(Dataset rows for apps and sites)
/---

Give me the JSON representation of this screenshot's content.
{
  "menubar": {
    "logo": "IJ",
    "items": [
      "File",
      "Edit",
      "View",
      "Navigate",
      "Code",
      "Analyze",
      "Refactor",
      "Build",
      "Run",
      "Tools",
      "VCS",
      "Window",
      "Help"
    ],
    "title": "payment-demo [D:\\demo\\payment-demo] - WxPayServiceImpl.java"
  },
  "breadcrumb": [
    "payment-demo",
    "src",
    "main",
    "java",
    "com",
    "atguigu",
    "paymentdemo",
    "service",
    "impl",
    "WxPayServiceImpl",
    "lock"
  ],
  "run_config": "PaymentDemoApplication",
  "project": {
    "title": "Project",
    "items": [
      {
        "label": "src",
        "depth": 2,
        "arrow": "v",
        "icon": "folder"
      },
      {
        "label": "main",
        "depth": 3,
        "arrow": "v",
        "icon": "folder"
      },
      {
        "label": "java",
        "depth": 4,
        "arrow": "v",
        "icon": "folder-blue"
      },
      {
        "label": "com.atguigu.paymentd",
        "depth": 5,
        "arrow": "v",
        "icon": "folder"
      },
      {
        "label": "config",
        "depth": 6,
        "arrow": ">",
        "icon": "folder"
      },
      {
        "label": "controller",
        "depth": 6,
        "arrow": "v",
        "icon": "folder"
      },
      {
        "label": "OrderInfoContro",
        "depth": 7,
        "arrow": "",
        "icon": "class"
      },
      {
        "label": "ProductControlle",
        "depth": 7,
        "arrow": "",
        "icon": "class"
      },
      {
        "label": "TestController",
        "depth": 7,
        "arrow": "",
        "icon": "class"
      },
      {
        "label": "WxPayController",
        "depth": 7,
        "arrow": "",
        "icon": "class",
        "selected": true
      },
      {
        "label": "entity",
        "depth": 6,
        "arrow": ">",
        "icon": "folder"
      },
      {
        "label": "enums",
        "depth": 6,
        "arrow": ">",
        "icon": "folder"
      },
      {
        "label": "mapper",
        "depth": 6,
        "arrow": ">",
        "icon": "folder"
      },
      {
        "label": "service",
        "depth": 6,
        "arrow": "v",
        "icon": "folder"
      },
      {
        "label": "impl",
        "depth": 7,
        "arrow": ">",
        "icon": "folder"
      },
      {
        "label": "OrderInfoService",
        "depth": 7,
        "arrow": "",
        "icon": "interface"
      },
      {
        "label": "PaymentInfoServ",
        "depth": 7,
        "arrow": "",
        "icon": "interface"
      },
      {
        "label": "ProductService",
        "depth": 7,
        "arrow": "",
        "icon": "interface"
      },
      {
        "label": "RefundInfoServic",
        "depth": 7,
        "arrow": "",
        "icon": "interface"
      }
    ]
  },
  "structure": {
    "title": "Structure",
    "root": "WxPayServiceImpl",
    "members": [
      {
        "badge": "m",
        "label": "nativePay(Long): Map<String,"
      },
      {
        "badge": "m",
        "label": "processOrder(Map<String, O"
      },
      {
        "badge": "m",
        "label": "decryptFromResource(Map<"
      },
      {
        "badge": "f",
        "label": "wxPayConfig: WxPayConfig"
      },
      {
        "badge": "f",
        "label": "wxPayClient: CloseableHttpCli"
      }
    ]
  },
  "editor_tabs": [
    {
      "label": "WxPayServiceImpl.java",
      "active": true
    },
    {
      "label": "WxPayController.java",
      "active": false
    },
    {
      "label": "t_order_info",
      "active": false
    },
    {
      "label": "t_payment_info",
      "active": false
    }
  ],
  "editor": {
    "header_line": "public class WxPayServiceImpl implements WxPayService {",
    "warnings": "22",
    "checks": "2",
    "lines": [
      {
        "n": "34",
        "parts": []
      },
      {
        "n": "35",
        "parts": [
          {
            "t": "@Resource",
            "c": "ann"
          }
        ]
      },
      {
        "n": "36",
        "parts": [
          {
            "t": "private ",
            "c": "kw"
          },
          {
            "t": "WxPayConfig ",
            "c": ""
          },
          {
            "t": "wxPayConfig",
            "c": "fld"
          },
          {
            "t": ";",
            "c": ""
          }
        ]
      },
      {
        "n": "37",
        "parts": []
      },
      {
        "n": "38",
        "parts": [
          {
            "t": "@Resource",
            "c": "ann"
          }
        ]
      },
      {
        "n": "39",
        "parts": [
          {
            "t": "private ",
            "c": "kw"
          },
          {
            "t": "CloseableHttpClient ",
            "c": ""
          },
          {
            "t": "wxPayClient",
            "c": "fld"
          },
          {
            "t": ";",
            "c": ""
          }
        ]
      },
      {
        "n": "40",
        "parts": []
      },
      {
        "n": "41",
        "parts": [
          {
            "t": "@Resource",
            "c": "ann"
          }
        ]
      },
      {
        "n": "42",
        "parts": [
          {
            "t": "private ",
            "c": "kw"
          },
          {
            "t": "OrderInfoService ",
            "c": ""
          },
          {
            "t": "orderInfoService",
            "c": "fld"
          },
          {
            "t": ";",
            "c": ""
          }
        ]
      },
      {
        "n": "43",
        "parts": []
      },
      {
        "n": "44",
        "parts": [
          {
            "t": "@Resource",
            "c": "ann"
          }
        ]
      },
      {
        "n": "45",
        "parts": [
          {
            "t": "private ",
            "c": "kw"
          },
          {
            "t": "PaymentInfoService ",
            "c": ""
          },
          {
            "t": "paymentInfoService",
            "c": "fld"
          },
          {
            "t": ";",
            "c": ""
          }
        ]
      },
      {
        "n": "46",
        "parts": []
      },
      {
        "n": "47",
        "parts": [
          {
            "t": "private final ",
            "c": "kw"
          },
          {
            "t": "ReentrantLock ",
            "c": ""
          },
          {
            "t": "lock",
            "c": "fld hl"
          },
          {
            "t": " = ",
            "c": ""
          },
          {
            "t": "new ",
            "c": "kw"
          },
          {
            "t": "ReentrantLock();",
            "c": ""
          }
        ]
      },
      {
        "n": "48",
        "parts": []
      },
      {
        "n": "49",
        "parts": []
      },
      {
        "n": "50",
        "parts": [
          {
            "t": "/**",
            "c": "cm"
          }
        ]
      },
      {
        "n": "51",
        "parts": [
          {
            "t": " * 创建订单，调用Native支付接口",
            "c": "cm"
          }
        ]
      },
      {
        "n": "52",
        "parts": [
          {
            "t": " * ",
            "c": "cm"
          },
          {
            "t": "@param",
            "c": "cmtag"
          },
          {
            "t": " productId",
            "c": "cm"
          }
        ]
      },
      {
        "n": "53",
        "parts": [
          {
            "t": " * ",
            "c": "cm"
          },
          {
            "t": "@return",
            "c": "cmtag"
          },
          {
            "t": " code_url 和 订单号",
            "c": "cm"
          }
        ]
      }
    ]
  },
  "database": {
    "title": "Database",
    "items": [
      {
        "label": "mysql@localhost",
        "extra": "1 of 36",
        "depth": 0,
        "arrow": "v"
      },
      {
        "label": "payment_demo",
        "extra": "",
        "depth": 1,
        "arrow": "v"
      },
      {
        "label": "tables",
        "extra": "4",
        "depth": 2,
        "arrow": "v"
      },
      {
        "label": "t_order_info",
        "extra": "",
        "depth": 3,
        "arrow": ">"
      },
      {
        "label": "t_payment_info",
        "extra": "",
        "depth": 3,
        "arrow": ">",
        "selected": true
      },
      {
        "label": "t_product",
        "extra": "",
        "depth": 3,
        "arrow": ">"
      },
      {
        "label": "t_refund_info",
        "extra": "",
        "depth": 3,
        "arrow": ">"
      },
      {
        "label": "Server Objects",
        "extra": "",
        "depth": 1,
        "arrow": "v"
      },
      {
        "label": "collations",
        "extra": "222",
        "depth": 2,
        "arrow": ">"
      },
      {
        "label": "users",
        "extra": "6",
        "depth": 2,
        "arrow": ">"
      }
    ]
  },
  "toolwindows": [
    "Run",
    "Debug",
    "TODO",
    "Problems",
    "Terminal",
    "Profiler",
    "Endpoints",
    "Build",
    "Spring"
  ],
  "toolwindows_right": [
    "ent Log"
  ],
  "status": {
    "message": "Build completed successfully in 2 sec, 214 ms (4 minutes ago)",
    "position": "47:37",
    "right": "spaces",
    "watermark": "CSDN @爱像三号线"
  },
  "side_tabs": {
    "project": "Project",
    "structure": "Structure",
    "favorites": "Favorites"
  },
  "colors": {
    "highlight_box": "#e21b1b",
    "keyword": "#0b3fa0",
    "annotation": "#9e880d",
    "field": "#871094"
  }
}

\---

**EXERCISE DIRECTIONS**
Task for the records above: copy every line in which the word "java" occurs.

**PROBLEM SOLUTION**
    "title": "payment-demo [D:\\demo\\payment-demo] - WxPayServiceImpl.java"
    "java",
        "label": "java",
      "label": "WxPayServiceImpl.java",
      "label": "WxPayController.java",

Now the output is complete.